More businesses have increased their employment expectations, although both sectors are being hampered by recruitment difficulties.

The percentage of businesses in both sectors trying to recruit grew in the last quarter, standing at 86 percent in manufacturing (up from 77 percent in the previous quarter) and 59 percent in services (up from 53 percent).

However, both sectors continue to experience high levels of recruitment difficulties, with those reporting difficulties standing at 74 percent in manufacturing (previously 76 percent) and growing to 58 percent in services (previously 51 percent)

Suren Thiru, head of economics at the BCC, said:

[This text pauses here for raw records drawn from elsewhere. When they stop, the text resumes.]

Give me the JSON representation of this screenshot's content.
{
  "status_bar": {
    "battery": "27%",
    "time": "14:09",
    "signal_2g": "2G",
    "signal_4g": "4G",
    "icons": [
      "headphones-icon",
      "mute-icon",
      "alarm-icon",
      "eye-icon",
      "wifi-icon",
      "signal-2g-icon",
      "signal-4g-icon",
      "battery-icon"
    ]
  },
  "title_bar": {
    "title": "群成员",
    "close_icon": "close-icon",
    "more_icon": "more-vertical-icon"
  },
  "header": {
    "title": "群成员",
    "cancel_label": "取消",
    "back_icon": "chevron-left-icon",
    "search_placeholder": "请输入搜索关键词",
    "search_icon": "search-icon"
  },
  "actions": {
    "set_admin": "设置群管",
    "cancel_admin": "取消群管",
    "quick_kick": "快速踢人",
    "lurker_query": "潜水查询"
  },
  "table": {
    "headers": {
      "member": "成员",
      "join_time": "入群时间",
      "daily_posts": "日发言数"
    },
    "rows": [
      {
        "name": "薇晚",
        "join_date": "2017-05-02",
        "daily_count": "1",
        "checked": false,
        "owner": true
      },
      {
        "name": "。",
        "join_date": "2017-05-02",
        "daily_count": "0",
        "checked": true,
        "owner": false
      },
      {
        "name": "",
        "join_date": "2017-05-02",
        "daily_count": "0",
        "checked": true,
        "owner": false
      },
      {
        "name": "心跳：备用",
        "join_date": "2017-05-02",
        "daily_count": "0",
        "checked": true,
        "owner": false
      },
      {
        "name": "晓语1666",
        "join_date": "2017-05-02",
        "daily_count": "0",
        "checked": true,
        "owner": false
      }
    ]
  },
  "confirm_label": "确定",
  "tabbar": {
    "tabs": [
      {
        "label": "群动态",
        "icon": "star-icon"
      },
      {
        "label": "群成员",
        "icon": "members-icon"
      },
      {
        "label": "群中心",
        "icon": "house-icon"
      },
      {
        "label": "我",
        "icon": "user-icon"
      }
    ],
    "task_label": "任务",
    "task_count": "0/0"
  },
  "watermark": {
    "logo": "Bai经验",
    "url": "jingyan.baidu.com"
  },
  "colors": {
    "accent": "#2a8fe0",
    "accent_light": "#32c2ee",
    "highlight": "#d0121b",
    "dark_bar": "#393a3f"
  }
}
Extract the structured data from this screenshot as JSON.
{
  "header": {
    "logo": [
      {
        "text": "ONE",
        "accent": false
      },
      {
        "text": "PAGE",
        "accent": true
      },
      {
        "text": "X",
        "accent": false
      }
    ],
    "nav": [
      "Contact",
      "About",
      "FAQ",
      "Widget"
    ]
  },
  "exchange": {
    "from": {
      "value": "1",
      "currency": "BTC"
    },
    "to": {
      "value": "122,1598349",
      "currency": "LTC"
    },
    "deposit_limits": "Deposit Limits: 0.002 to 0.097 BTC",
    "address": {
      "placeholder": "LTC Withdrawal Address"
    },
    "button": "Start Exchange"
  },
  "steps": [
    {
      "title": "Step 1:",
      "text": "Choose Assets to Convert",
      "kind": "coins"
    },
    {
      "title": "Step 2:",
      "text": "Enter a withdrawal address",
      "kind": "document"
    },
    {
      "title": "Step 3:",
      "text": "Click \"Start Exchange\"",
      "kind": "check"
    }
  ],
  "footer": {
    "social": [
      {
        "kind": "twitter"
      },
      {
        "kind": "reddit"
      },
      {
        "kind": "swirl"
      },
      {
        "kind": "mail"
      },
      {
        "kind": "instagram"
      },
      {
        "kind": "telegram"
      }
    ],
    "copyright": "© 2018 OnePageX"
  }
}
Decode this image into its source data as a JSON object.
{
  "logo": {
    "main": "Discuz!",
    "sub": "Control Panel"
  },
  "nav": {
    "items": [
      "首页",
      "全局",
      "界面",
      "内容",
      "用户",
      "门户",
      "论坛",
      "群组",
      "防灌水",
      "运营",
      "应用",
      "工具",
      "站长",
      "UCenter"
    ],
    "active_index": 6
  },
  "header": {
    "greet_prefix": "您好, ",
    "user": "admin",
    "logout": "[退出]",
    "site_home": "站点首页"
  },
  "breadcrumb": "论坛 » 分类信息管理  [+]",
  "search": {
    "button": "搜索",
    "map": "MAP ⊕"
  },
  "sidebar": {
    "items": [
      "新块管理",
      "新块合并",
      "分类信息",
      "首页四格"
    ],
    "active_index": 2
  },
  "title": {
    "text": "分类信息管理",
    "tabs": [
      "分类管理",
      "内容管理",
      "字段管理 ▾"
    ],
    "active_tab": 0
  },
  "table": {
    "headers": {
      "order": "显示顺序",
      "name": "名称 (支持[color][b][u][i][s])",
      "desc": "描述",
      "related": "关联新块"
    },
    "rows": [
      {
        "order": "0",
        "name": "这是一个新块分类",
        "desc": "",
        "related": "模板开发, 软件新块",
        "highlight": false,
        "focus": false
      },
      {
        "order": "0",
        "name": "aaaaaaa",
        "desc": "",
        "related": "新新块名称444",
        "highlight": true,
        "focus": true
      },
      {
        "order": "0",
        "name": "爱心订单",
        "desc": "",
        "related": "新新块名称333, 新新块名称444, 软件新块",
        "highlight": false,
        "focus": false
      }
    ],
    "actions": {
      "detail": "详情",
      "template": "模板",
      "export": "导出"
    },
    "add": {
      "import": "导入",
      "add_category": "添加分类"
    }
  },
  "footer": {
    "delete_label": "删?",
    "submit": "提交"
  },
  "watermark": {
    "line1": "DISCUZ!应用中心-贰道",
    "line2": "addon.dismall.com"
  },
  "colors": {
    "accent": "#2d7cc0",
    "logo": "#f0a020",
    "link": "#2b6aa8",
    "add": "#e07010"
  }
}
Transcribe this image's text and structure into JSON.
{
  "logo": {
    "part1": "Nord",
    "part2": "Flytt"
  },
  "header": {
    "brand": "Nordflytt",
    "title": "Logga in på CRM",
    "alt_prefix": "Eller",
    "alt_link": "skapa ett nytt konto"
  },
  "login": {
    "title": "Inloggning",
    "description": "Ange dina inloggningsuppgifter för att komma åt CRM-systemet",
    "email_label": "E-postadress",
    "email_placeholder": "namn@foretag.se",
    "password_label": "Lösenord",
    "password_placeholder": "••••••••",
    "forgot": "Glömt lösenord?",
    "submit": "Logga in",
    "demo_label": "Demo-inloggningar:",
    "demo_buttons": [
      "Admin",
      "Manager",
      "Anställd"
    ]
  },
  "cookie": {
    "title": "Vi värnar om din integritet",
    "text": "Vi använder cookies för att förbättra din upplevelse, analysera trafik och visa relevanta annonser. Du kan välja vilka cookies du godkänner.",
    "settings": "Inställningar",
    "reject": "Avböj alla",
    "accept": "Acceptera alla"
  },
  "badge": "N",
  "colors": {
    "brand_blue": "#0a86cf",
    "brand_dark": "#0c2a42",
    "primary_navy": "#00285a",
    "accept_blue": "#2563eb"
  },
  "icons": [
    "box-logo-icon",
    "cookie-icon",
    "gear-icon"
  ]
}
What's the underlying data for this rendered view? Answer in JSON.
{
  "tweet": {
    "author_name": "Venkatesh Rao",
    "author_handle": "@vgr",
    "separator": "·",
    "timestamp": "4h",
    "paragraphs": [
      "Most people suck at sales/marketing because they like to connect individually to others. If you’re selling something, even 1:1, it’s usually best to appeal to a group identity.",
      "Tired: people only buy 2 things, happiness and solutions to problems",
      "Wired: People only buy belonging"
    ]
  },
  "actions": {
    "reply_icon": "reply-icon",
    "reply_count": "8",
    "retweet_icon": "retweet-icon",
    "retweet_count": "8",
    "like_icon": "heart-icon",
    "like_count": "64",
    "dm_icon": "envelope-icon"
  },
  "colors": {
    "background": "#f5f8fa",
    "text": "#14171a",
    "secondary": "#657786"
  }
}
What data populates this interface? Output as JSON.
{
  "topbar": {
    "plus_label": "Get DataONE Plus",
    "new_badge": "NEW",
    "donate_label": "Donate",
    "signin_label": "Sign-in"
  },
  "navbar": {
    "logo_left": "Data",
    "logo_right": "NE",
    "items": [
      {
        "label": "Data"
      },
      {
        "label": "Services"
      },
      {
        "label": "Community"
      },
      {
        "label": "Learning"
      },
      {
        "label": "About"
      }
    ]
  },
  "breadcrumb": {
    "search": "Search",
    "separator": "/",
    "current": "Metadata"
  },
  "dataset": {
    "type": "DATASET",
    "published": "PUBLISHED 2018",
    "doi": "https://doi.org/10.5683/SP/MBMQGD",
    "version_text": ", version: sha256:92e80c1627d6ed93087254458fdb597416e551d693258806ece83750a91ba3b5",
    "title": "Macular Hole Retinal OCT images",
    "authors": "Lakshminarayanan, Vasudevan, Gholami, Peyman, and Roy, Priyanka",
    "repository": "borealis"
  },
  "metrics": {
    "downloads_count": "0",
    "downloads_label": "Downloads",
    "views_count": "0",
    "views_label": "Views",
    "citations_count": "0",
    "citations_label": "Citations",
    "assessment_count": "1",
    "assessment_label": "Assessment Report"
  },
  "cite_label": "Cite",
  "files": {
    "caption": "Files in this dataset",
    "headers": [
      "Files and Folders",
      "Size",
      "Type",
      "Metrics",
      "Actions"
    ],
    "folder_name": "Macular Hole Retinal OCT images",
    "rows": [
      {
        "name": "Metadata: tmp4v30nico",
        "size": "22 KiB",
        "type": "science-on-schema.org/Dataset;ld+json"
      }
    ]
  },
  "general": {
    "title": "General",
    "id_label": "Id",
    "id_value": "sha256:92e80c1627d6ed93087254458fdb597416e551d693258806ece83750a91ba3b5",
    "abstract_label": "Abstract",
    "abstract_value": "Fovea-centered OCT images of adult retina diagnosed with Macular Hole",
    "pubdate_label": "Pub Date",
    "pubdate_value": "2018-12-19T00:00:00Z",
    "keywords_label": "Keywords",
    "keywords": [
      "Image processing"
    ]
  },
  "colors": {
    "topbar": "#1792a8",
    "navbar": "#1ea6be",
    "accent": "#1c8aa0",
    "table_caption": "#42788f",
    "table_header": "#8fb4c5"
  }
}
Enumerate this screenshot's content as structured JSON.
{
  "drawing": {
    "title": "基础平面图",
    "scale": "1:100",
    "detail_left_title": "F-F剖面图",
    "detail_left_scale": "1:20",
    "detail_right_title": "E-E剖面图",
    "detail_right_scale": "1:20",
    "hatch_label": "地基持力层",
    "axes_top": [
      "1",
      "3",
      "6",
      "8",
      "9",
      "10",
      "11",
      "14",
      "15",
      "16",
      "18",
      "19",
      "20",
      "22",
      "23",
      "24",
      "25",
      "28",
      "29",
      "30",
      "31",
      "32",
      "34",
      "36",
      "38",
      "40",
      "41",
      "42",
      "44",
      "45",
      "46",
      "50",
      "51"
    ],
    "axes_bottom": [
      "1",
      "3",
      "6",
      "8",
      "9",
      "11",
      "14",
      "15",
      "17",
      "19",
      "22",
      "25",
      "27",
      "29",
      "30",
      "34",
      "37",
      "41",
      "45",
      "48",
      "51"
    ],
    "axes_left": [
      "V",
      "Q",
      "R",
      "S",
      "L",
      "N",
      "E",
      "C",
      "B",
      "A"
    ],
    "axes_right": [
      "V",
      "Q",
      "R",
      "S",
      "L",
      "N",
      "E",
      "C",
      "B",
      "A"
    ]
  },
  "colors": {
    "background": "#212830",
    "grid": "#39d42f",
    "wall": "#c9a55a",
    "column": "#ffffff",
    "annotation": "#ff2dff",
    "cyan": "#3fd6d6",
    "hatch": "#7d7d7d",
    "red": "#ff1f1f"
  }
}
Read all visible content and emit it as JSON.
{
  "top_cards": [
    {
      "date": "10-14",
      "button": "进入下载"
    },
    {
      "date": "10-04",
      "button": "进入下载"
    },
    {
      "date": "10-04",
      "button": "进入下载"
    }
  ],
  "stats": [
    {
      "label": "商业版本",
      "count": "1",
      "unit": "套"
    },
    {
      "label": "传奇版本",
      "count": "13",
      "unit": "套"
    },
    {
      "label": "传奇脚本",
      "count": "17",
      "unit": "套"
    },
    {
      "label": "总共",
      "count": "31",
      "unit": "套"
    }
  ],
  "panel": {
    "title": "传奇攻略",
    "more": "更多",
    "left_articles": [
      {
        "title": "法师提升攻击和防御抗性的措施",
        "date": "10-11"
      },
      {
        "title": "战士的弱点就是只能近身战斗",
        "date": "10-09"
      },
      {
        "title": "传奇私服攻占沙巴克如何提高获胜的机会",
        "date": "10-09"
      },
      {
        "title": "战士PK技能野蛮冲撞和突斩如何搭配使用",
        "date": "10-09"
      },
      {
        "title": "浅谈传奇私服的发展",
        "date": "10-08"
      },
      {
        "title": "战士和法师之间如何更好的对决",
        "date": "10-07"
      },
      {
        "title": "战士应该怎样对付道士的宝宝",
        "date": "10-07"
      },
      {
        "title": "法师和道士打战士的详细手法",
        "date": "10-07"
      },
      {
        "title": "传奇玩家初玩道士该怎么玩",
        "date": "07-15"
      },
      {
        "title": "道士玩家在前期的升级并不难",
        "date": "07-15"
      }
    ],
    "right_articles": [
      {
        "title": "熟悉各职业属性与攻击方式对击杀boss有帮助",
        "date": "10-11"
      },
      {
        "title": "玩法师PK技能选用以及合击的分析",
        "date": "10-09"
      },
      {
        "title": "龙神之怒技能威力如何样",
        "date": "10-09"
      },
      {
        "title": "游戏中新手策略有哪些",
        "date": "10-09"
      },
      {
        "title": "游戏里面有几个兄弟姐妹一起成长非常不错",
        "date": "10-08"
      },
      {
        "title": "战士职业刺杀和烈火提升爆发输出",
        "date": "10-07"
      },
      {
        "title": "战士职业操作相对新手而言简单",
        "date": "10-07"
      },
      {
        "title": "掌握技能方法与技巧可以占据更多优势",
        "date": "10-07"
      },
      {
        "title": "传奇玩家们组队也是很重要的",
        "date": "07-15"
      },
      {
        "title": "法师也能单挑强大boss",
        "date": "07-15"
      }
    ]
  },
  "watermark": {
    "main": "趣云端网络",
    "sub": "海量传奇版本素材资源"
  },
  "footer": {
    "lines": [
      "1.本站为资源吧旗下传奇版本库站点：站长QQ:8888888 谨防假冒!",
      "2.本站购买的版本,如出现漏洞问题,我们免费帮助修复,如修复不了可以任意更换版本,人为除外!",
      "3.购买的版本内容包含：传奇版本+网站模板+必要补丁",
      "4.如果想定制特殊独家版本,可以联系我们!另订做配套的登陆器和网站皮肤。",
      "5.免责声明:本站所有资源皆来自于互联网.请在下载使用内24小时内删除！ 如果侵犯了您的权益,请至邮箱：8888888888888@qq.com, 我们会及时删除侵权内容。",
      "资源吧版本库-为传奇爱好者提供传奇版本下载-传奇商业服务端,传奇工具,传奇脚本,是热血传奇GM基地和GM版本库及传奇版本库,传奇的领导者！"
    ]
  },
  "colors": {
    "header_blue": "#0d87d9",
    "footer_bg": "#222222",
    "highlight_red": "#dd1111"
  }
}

Manufacturers’ export sales are at their highest levels in recent years, with the decline in sterling and an improving outlook for the global economy helping a number of firms who export.

 

However, if the sector is to sustain this growth in the long-term, there must be action on the difficulties facing it, including chronic under investment in the UK’s infrastructure and shortages in the labour market.